• [Exercise prompt] The answer must be an exact copy of every record.

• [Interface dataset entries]
--- START ---

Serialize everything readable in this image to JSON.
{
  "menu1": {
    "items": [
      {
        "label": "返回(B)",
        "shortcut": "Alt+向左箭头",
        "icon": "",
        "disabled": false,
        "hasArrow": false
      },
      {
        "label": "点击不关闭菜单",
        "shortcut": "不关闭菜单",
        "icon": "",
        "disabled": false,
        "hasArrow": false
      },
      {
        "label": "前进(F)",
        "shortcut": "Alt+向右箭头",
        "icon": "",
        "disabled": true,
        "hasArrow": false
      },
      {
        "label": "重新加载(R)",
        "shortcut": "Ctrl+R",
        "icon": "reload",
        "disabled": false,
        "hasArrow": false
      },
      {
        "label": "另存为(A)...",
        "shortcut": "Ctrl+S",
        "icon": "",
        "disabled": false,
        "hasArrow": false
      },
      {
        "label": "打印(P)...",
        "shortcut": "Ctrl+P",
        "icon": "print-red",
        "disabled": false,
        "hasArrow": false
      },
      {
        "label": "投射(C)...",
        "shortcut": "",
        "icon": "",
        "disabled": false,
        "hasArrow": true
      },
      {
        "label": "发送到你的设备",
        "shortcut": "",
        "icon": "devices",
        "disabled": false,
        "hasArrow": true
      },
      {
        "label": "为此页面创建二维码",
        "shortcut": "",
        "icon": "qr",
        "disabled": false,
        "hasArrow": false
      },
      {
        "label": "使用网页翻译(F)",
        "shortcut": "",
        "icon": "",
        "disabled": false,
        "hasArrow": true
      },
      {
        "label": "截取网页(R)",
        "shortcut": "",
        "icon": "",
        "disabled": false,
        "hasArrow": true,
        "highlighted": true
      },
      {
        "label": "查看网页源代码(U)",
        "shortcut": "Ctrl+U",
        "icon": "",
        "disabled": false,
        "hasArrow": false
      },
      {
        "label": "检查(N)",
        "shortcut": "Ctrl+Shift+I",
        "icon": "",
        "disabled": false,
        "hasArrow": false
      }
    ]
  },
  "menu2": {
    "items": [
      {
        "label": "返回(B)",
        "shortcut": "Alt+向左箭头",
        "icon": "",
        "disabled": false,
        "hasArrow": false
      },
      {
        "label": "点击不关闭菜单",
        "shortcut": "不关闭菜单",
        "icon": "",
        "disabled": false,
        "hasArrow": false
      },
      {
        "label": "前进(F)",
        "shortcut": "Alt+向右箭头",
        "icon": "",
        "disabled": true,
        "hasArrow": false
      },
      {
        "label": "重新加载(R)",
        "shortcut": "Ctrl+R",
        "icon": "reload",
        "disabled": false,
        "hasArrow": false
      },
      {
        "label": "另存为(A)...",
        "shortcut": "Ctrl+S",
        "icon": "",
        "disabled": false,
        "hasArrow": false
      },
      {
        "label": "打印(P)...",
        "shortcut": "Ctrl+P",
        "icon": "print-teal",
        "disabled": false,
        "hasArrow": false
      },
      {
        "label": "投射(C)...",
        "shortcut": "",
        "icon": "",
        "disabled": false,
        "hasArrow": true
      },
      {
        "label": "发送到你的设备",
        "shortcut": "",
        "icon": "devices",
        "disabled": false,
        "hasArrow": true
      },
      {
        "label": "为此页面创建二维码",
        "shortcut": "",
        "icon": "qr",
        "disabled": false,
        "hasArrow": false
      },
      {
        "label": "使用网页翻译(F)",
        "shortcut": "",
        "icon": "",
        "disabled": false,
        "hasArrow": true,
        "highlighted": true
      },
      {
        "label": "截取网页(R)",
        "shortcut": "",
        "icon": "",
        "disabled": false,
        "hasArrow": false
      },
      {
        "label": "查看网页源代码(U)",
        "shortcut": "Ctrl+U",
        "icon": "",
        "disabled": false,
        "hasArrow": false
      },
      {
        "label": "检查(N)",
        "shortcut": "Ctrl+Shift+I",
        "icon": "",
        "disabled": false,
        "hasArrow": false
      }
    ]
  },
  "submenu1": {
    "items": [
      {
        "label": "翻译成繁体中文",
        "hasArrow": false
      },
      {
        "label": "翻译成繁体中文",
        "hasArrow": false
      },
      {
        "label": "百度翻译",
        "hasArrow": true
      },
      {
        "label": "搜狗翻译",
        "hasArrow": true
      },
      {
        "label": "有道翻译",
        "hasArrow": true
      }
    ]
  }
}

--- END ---

• [Result of the exercise]
Serialize everything readable in this image to JSON.
{
  "menu1": {
    "items": [
      {
        "label": "返回(B)",
        "shortcut": "Alt+向左箭头",
        "icon": "",
        "disabled": false,
        "hasArrow": false
      },
      {
        "label": "点击不关闭菜单",
        "shortcut": "不关闭菜单",
        "icon": "",
        "disabled": false,
        "hasArrow": false
      },
      {
        "label": "前进(F)",
        "shortcut": "Alt+向右箭头",
        "icon": "",
        "disabled": true,
        "hasArrow": false
      },
      {
        "label": "重新加载(R)",
        "shortcut": "Ctrl+R",
        "icon": "reload",
        "disabled": false,
        "hasArrow": false
      },
      {
        "label": "另存为(A)...",
        "shortcut": "Ctrl+S",
        "icon": "",
        "disabled": false,
        "hasArrow": false
      },
      {
        "label": "打印(P)...",
        "shortcut": "Ctrl+P",
        "icon": "print-red",
        "disabled": false,
        "hasArrow": false
      },
      {
        "label": "投射(C)...",
        "shortcut": "",
        "icon": "",
        "disabled": false,
        "hasArrow": true
      },
      {
        "label": "发送到你的设备",
        "shortcut": "",
        "icon": "devices",
        "disabled": false,
        "hasArrow": true
      },
      {
        "label": "为此页面创建二维码",
        "shortcut": "",
        "icon": "qr",
        "disabled": false,
        "hasArrow": false
      },
      {
        "label": "使用网页翻译(F)",
        "shortcut": "",
        "icon": "",
        "disabled": false,
        "hasArrow": true
      },
      {
        "label": "截取网页(R)",
        "shortcut": "",
        "icon": "",
        "disabled": false,
        "hasArrow": true,
        "highlighted": true
      },
      {
        "label": "查看网页源代码(U)",
        "shortcut": "Ctrl+U",
        "icon": "",
        "disabled": false,
        "hasArrow": false
      },
      {
        "label": "检查(N)",
        "shortcut": "Ctrl+Shift+I",
        "icon": "",
        "disabled": false,
        "hasArrow": false
      }
    ]
  },
  "menu2": {
    "items": [
      {
        "label": "返回(B)",
        "shortcut": "Alt+向左箭头",
        "icon": "",
        "disabled": false,
        "hasArrow": false
      },
      {
        "label": "点击不关闭菜单",
        "shortcut": "不关闭菜单",
        "icon": "",
        "disabled": false,
        "hasArrow": false
      },
      {
        "label": "前进(F)",
        "shortcut": "Alt+向右箭头",
        "icon": "",
        "disabled": true,
        "hasArrow": false
      },
      {
        "label": "重新加载(R)",
        "shortcut": "Ctrl+R",
        "icon": "reload",
        "disabled": false,
        "hasArrow": false
      },
      {
        "label": "另存为(A)...",
        "shortcut": "Ctrl+S",
        "icon": "",
        "disabled": false,
        "hasArrow": false
      },
      {
        "label": "打印(P)...",
        "shortcut": "Ctrl+P",
        "icon": "print-teal",
        "disabled": false,
        "hasArrow": false
      },
      {
        "label": "投射(C)...",
        "shortcut": "",
        "icon": "",
        "disabled": false,
        "hasArrow": true
      },
      {
        "label": "发送到你的设备",
        "shortcut": "",
        "icon": "devices",
        "disabled": false,
        "hasArrow": true
      },
      {
        "label": "为此页面创建二维码",
        "shortcut": "",
        "icon": "qr",
        "disabled": false,
        "hasArrow": false
      },
      {
        "label": "使用网页翻译(F)",
        "shortcut": "",
        "icon": "",
        "disabled": false,
        "hasArrow": true,
        "highlighted": true
      },
      {
        "label": "截取网页(R)",
        "shortcut": "",
        "icon": "",
        "disabled": false,
        "hasArrow": false
      },
      {
        "label": "查看网页源代码(U)",
        "shortcut": "Ctrl+U",
        "icon": "",
        "disabled": false,
        "hasArrow": false
      },
      {
        "label": "检查(N)",
        "shortcut": "Ctrl+Shift+I",
        "icon": "",
        "disabled": false,
        "hasArrow": false
      }
    ]
  },
  "submenu1": {
    "items": [
      {
        "label": "翻译成繁体中文",
        "hasArrow": false
      },
      {
        "label": "翻译成繁体中文",
        "hasArrow": false
      },
      {
        "label": "百度翻译",
        "hasArrow": true
      },
      {
        "label": "搜狗翻译",
        "hasArrow": true
      },
      {
        "label": "有道翻译",
        "hasArrow": true
      }
    ]
  }
}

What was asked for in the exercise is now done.